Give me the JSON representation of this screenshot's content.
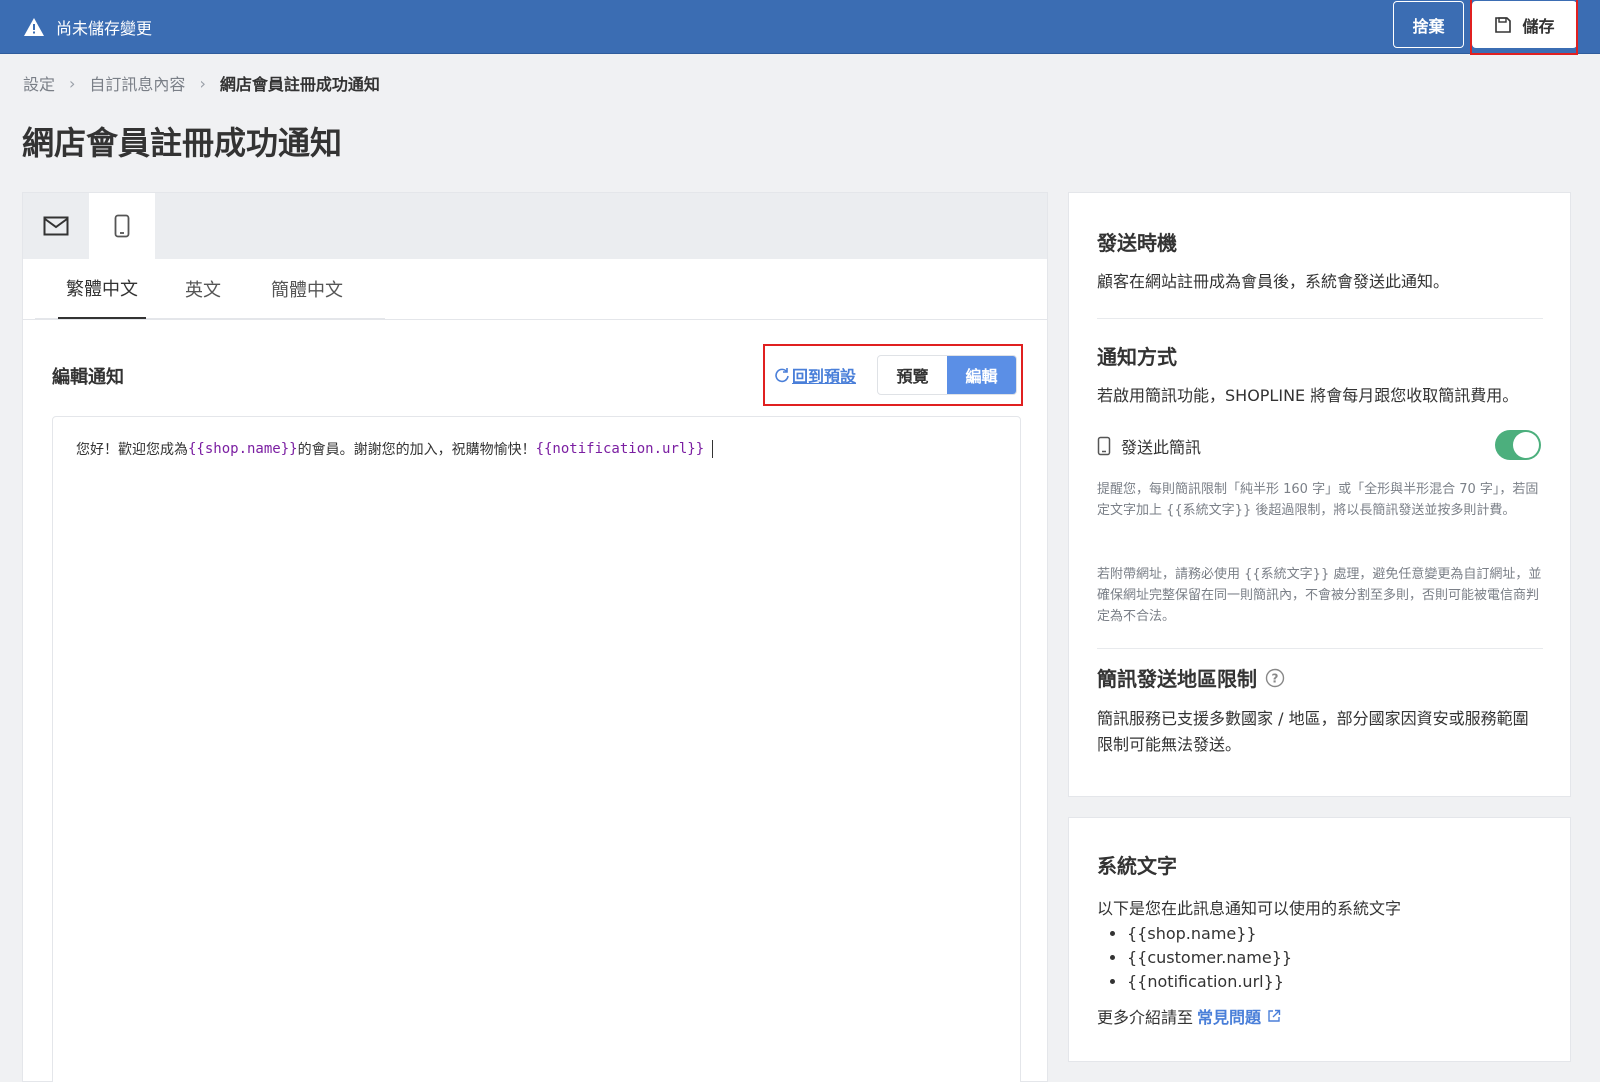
{
  "topbar": {
    "unsaved_label": "尚未儲存變更",
    "discard_label": "捨棄",
    "save_label": "儲存"
  },
  "breadcrumb": {
    "items": [
      "設定",
      "自訂訊息內容"
    ],
    "current": "網店會員註冊成功通知"
  },
  "page_title": "網店會員註冊成功通知",
  "channels": [
    "email-icon",
    "phone-icon"
  ],
  "languages": {
    "tabs": [
      "繁體中文",
      "英文",
      "簡體中文"
    ],
    "active": "繁體中文"
  },
  "editor": {
    "label": "編輯通知",
    "reset_label": "回到預設",
    "preview_label": "預覽",
    "edit_label": "編輯",
    "content": {
      "p1": "您好！歡迎您成為",
      "v1": "{{shop.name}}",
      "p2": "的會員。謝謝您的加入，祝購物愉快！",
      "v2": "{{notification.url}}"
    }
  },
  "sidebar": {
    "timing": {
      "title": "發送時機",
      "text": "顧客在網站註冊成為會員後，系統會發送此通知。"
    },
    "method": {
      "title": "通知方式",
      "text": "若啟用簡訊功能，SHOPLINE 將會每月跟您收取簡訊費用。",
      "sms_label": "發送此簡訊",
      "sms_enabled": true,
      "note1": "提醒您，每則簡訊限制「純半形 160 字」或「全形與半形混合 70 字」，若固定文字加上 {{系統文字}} 後超過限制，將以長簡訊發送並按多則計費。",
      "note2": "若附帶網址，請務必使用 {{系統文字}} 處理，避免任意變更為自訂網址，並確保網址完整保留在同一則簡訊內，不會被分割至多則，否則可能被電信商判定為不合法。"
    },
    "region": {
      "title": "簡訊發送地區限制",
      "text": "簡訊服務已支援多數國家 / 地區，部分國家因資安或服務範圍限制可能無法發送。"
    },
    "system_text": {
      "title": "系統文字",
      "intro": "以下是您在此訊息通知可以使用的系統文字",
      "vars": [
        "{{shop.name}}",
        "{{customer.name}}",
        "{{notification.url}}"
      ],
      "more_prefix": "更多介紹請至",
      "faq_label": "常見問題"
    }
  },
  "colors": {
    "topbar": "#3b6db3",
    "accent": "#5b8fe6",
    "link": "#4a7fd9",
    "toggle_on": "#4caf7d",
    "variable": "#7b1fa2",
    "highlight": "#e02020"
  }
}
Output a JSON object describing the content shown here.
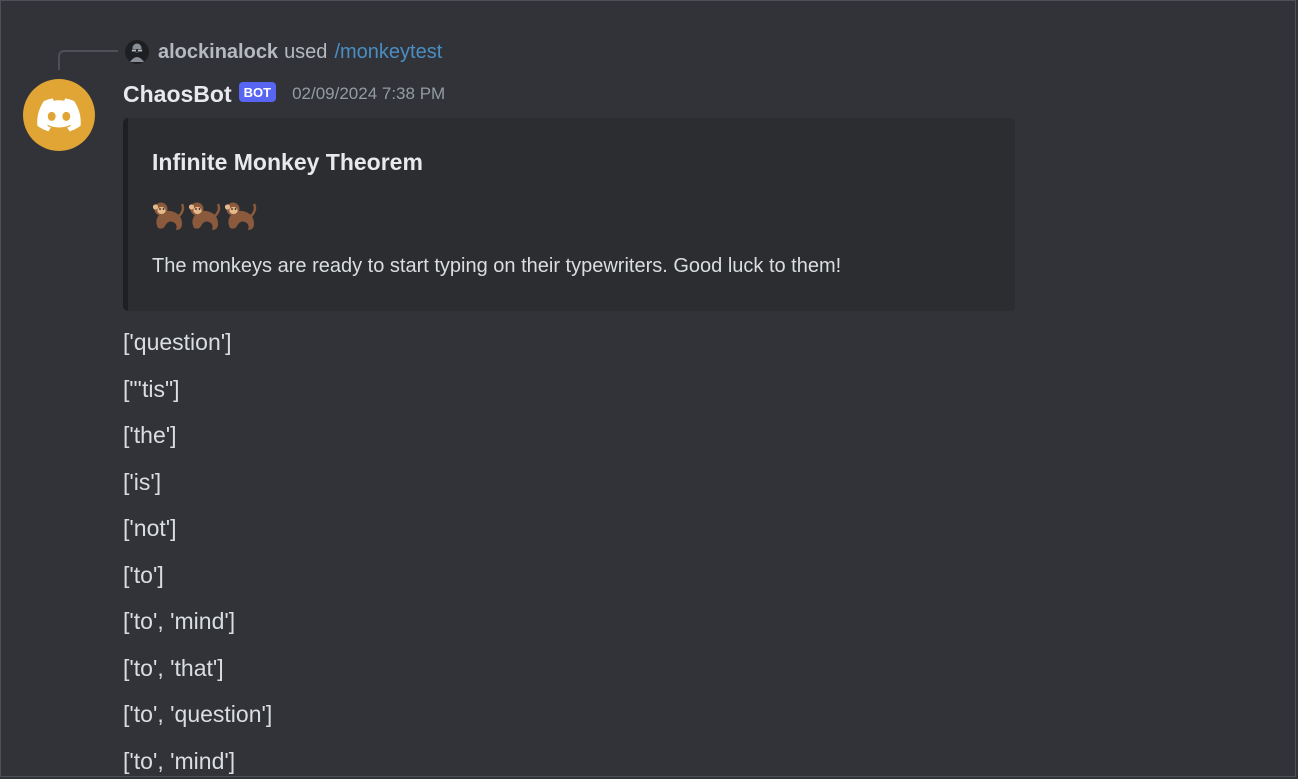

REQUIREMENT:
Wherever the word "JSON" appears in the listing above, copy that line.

SOLUTION:
Give me the JSON representation of this screenshot's content.
Output a JSON object describing the content shown here.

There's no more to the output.